Assignment: Make a verbatim copy of the records; pictures stay out.

━━ Input material ━━

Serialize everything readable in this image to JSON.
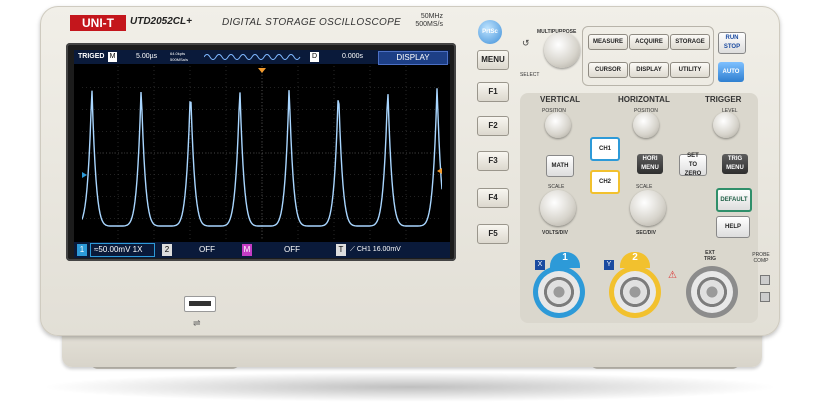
{
  "brand": "UNI-T",
  "model": "UTD2052CL+",
  "subtitle": "DIGITAL STORAGE OSCILLOSCOPE",
  "specs": [
    "50MHz",
    "500MS/s"
  ],
  "screen": {
    "top_bar": {
      "status": "TRIGED",
      "mode": "M",
      "timebase": "5.00µs",
      "sample_line1": "64.0kpts",
      "sample_line2": "500MSa/s",
      "delay_marker": "D",
      "delay": "0.000s",
      "menu_title": "DISPLAY"
    },
    "bottom_bar": {
      "ch1_marker": "1",
      "ch1_setting": "≈50.00mV 1X",
      "ch2_marker": "2",
      "ch2_setting": "OFF",
      "math_marker": "M",
      "math_setting": "OFF",
      "trigger_marker": "T",
      "trigger_setting": "CH1 16.00mV"
    },
    "waveform": {
      "channel": "CH1",
      "color": "#a9d6ff",
      "pulses": 7
    }
  },
  "side_buttons": {
    "prtsc": "PrtSc",
    "menu": "MENU",
    "f_keys": [
      "F1",
      "F2",
      "F3",
      "F4",
      "F5"
    ]
  },
  "multipurpose": {
    "label": "MULTIPURPOSE",
    "select": "SELECT"
  },
  "function_keys": {
    "measure": "MEASURE",
    "acquire": "ACQUIRE",
    "storage": "STORAGE",
    "cursor": "CURSOR",
    "display": "DISPLAY",
    "utility": "UTILITY",
    "run_stop_1": "RUN",
    "run_stop_2": "STOP",
    "auto": "AUTO"
  },
  "vertical": {
    "title": "VERTICAL",
    "position": "POSITION",
    "math": "MATH",
    "ch1": "CH1",
    "ch2": "CH2",
    "scale": "SCALE",
    "volts_div": "VOLTS/DIV"
  },
  "horizontal": {
    "title": "HORIZONTAL",
    "position": "POSITION",
    "hori_menu_1": "HORI",
    "hori_menu_2": "MENU",
    "scale": "SCALE",
    "sec_div": "SEC/DIV"
  },
  "trigger": {
    "title": "TRIGGER",
    "level": "LEVEL",
    "set_to_zero_1": "SET",
    "set_to_zero_2": "TO ZERO",
    "trig_menu_1": "TRIG",
    "trig_menu_2": "MENU",
    "default": "DEFAULT",
    "help": "HELP"
  },
  "inputs": {
    "ch1_letter": "X",
    "ch1_number": "1",
    "ch2_letter": "Y",
    "ch2_number": "2",
    "ext_trig_1": "EXT",
    "ext_trig_2": "TRIG",
    "probe_comp": "PROBE COMP"
  },
  "colors": {
    "brand_red": "#c4161c",
    "ch1_blue": "#2d9ad8",
    "ch2_yellow": "#f2c12e",
    "auto_blue": "#3f8fd8",
    "default_green": "#2f8f6a"
  }
}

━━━

Answer for the task:
Serialize everything readable in this image to JSON.
{
  "brand": "UNI-T",
  "model": "UTD2052CL+",
  "subtitle": "DIGITAL STORAGE OSCILLOSCOPE",
  "specs": [
    "50MHz",
    "500MS/s"
  ],
  "screen": {
    "top_bar": {
      "status": "TRIGED",
      "mode": "M",
      "timebase": "5.00µs",
      "sample_line1": "64.0kpts",
      "sample_line2": "500MSa/s",
      "delay_marker": "D",
      "delay": "0.000s",
      "menu_title": "DISPLAY"
    },
    "bottom_bar": {
      "ch1_marker": "1",
      "ch1_setting": "≈50.00mV 1X",
      "ch2_marker": "2",
      "ch2_setting": "OFF",
      "math_marker": "M",
      "math_setting": "OFF",
      "trigger_marker": "T",
      "trigger_setting": "CH1 16.00mV"
    },
    "waveform": {
      "channel": "CH1",
      "color": "#a9d6ff",
      "pulses": 7
    }
  },
  "side_buttons": {
    "prtsc": "PrtSc",
    "menu": "MENU",
    "f_keys": [
      "F1",
      "F2",
      "F3",
      "F4",
      "F5"
    ]
  },
  "multipurpose": {
    "label": "MULTIPURPOSE",
    "select": "SELECT"
  },
  "function_keys": {
    "measure": "MEASURE",
    "acquire": "ACQUIRE",
    "storage": "STORAGE",
    "cursor": "CURSOR",
    "display": "DISPLAY",
    "utility": "UTILITY",
    "run_stop_1": "RUN",
    "run_stop_2": "STOP",
    "auto": "AUTO"
  },
  "vertical": {
    "title": "VERTICAL",
    "position": "POSITION",
    "math": "MATH",
    "ch1": "CH1",
    "ch2": "CH2",
    "scale": "SCALE",
    "volts_div": "VOLTS/DIV"
  },
  "horizontal": {
    "title": "HORIZONTAL",
    "position": "POSITION",
    "hori_menu_1": "HORI",
    "hori_menu_2": "MENU",
    "scale": "SCALE",
    "sec_div": "SEC/DIV"
  },
  "trigger": {
    "title": "TRIGGER",
    "level": "LEVEL",
    "set_to_zero_1": "SET",
    "set_to_zero_2": "TO ZERO",
    "trig_menu_1": "TRIG",
    "trig_menu_2": "MENU",
    "default": "DEFAULT",
    "help": "HELP"
  },
  "inputs": {
    "ch1_letter": "X",
    "ch1_number": "1",
    "ch2_letter": "Y",
    "ch2_number": "2",
    "ext_trig_1": "EXT",
    "ext_trig_2": "TRIG",
    "probe_comp": "PROBE COMP"
  },
  "colors": {
    "brand_red": "#c4161c",
    "ch1_blue": "#2d9ad8",
    "ch2_yellow": "#f2c12e",
    "auto_blue": "#3f8fd8",
    "default_green": "#2f8f6a"
  }
}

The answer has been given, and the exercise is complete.